I wanted the social structure in Shadow’s Talent to resemble today’s society more – there’s this nice idea that anyone can become anything, but in practice it’s less likely to happen for someone like Shadow than it is for someone born into wealth and privilege with a ‘good’ family name. The novel’s more about power than it is about class, because the Seekers are only the highest up the chain thanks to the power they can wield and the money that comes with it. Most people like Shadow who decide to take them on don’t come close to winning.

  1. How much planning did you do before starting Shadow’s Talent?

I didn’t do any planning at all, I just kept writing drafts and made it up as I went along. I knew I was in final draft territory because that’s when I did have a clear plan, even though I never wrote it down.

  1. Shadow’s Talent is the first novel in a series. Did you set out to write a series or did that just end up happening?

On my first outing, I set out to write an epic space opera, and I got a 300,000 word draft that was a massive jumble of ideas. Shadow emerged as my central character, and I decided the story of his life and how he changes the world was complex enough to need a series, and it would make quite a good one too.

  1. What is the hardest part of the writing process for you and how do you make it easier for yourself?

Figuring out where to put what. A lot of sci-fi involves world building, and the important details have to be revealed at the right time, but when I’m writing early drafts I’m not always sure when the right time is. Sometimes the details weight the story down, other times they’re integral to it. I make it easier by writing world-building notes. I rarely ever plan the story, but I do plan the world.

  1. Do you believe in writer’s block? Why/why not?

Yes I believe in it because I’ve heard enough stories of people just getting stuck or drying up, but thankfully I don’t suffer from it. There’s always an idea burning a hole in my head and I can always write something, even if I don’t end up liking it. There are certainly days when I don’t feel like writing, and can’t face another word of my story, but that’s a different problem.

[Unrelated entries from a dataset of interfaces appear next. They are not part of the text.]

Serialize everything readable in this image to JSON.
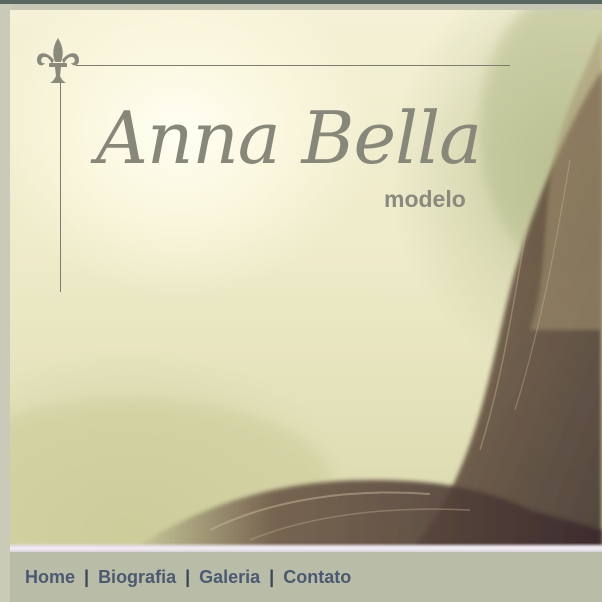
{
  "site": {
    "title": "Anna Bella",
    "subtitle": "modelo"
  },
  "hero": {
    "image": "portrait-photo-hair",
    "ornament_icon": "fleur-de-lis-icon"
  },
  "nav": {
    "items": [
      {
        "label": "Home"
      },
      {
        "label": "Biografia"
      },
      {
        "label": "Galeria"
      },
      {
        "label": "Contato"
      }
    ],
    "separator": "|"
  },
  "colors": {
    "accent": "#87877a",
    "nav_text": "#4b5a72",
    "nav_bg": "#b9bca6",
    "top_rule": "#5a6660"
  }
}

  1. What are you reading right now?

I always have one book I’m reading on paper and one on my e-reader. Right now my hardback is ‘The Abyss Beyond Dreams’ by Peter F Hamilton, and my e-book is ‘Ambassador II – Raising Hell’ by Patty Jansen. I like reading non-fiction as well, mostly about science based stuff, and I’ve just finished ‘Physics of the Future’ by Michio Kaku.

  1. If you could give only one piece of advice to an aspiring author, what would it be?

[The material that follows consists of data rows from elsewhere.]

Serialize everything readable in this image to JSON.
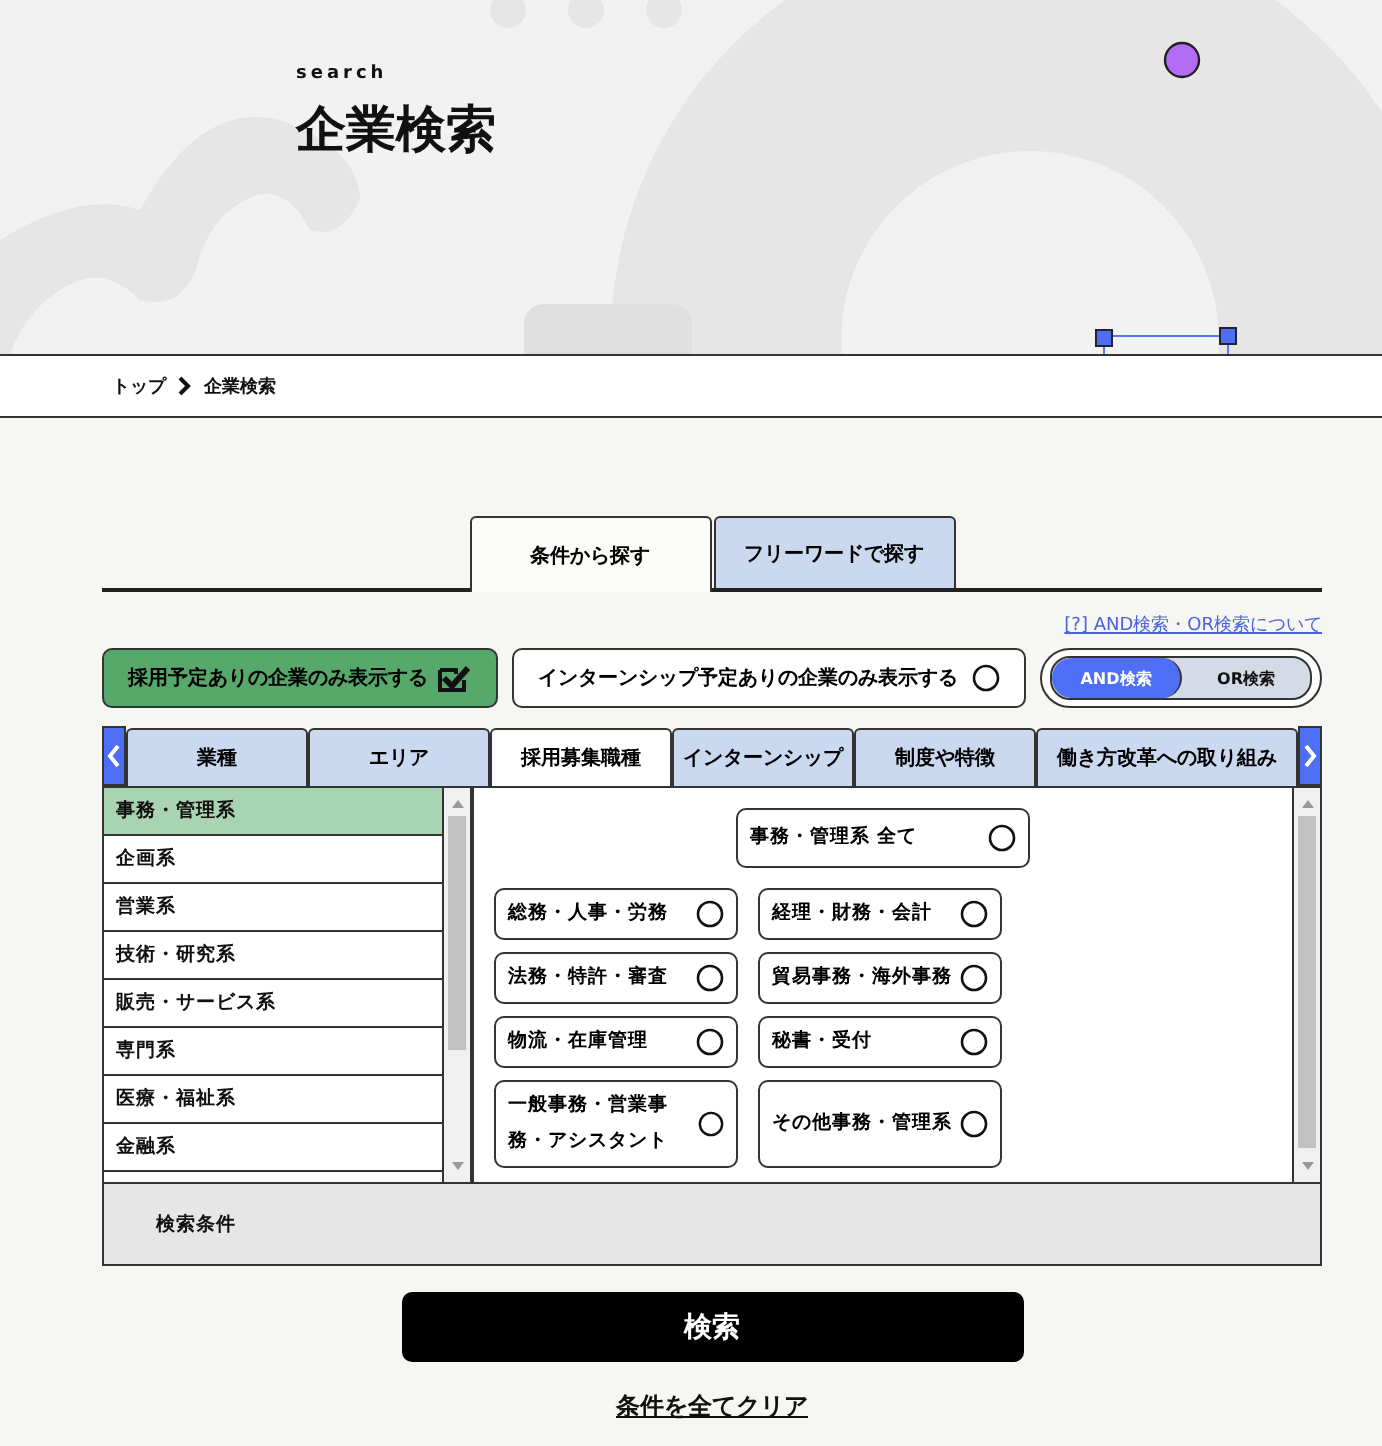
{
  "hero": {
    "eyebrow": "search",
    "title": "企業検索"
  },
  "breadcrumb": [
    {
      "label": "トップ"
    },
    {
      "label": "企業検索"
    }
  ],
  "main_tabs": [
    {
      "label": "条件から探す",
      "selected": true
    },
    {
      "label": "フリーワードで探す",
      "selected": false
    }
  ],
  "help_link": "[?] AND検索・OR検索について",
  "filters": [
    {
      "label": "採用予定ありの企業のみ表示する",
      "checked": true
    },
    {
      "label": "インターンシップ予定ありの企業のみ表示する",
      "checked": false
    }
  ],
  "logic_toggle": [
    {
      "label": "AND検索",
      "selected": true
    },
    {
      "label": "OR検索",
      "selected": false
    }
  ],
  "category_tabs": [
    {
      "label": "業種",
      "selected": false
    },
    {
      "label": "エリア",
      "selected": false
    },
    {
      "label": "採用募集職種",
      "selected": true
    },
    {
      "label": "インターンシップ",
      "selected": false
    },
    {
      "label": "制度や特徴",
      "selected": false
    },
    {
      "label": "働き方改革への取り組み",
      "selected": false
    }
  ],
  "job_groups": [
    {
      "label": "事務・管理系",
      "selected": true
    },
    {
      "label": "企画系",
      "selected": false
    },
    {
      "label": "営業系",
      "selected": false
    },
    {
      "label": "技術・研究系",
      "selected": false
    },
    {
      "label": "販売・サービス系",
      "selected": false
    },
    {
      "label": "専門系",
      "selected": false
    },
    {
      "label": "医療・福祉系",
      "selected": false
    },
    {
      "label": "金融系",
      "selected": false
    }
  ],
  "job_options": [
    {
      "kind": "all",
      "label": "事務・管理系 全て",
      "checked": false
    },
    {
      "kind": "option",
      "label": "総務・人事・労務",
      "checked": false
    },
    {
      "kind": "option",
      "label": "経理・財務・会計",
      "checked": false
    },
    {
      "kind": "option",
      "label": "法務・特許・審査",
      "checked": false
    },
    {
      "kind": "option",
      "label": "貿易事務・海外事務",
      "checked": false
    },
    {
      "kind": "option",
      "label": "物流・在庫管理",
      "checked": false
    },
    {
      "kind": "option",
      "label": "秘書・受付",
      "checked": false
    },
    {
      "kind": "option",
      "label": "一般事務・営業事務・アシスタント",
      "checked": false
    },
    {
      "kind": "option",
      "label": "その他事務・管理系",
      "checked": false
    }
  ],
  "conditions_label": "検索条件",
  "search_button": "検索",
  "clear_link": "条件を全てクリア"
}
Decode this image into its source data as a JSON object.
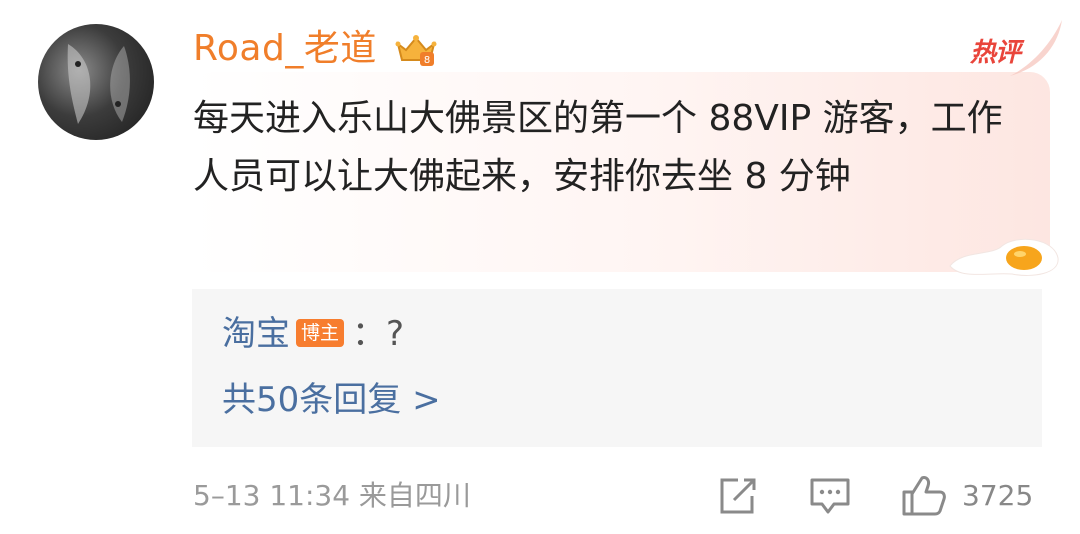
{
  "comment": {
    "username": "Road_老道",
    "hot_label": "热评",
    "text": "每天进入乐山大佛景区的第一个 88VIP 游客，工作人员可以让大佛起来，安排你去坐 8 分钟",
    "reply": {
      "author": "淘宝",
      "badge": "博主",
      "content": "：?",
      "more_replies": "共50条回复 >"
    },
    "meta": "5–13 11:34  来自四川",
    "like_count": "3725"
  },
  "colors": {
    "username": "#f07e2a",
    "hot_tag": "#e9453b",
    "link": "#4a6fa0",
    "badge": "#f77d2f"
  },
  "icons": [
    "vip-crown-icon",
    "share-icon",
    "comment-icon",
    "thumbs-up-icon"
  ]
}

Don’t spend too much time listening to writers giving out writing advice! Seriously, there’s so much of it out there, and there are many good writers whose advice contradicts that of other good writers. Check it all out, act as your own filter for it, but don’t let it take up all your time and don’t get too worried about what you might be ignoring. I’ve been there and got all neurotic and insecure, thinking ‘Writer or Reader X wouldn’t like this because I ignored advice X and Y.’ I really have to switch that part of my brain off sometimes and just say ‘Fuck em all because this is MY story and I’ll do what I want!’ Sometimes that’s the only way I can finish.

  1. What are you working on now that readers can look forward to?

I’m writing a side project called ‘Welcome to Sentago,’ set on the planet Carnathia again but not directly part of the Talent Show books. It’s the interlocking stories of a shape shifter who runs fight scams for money and a disgraced fleet officer – both live in Sentago trying to make better lives, but when they meet it ends up causing chaos.

There’s a short story I’m working on called ‘The Apocalypse Blues’ about a famous guitarist with a ticket to the world’s first colony after a meteor strike blacks out Earth’s sun for months. Trouble is a lot of people want to steal that ticket. It should come out anywhere between 15-20,000 words, so a lot shorter than anything I’ve published so far!

Tommy Muncie is a sci-fi and speculative fiction author, responsible for The Talent Show series, and published his first book Shadow’s Talent in 2014. The sequel, Ghost of the Navigator was released earlier this year. In his spare time he is an avid guitar player and likes rock music best. You can find more about his books and the science behind them at and at Author Central.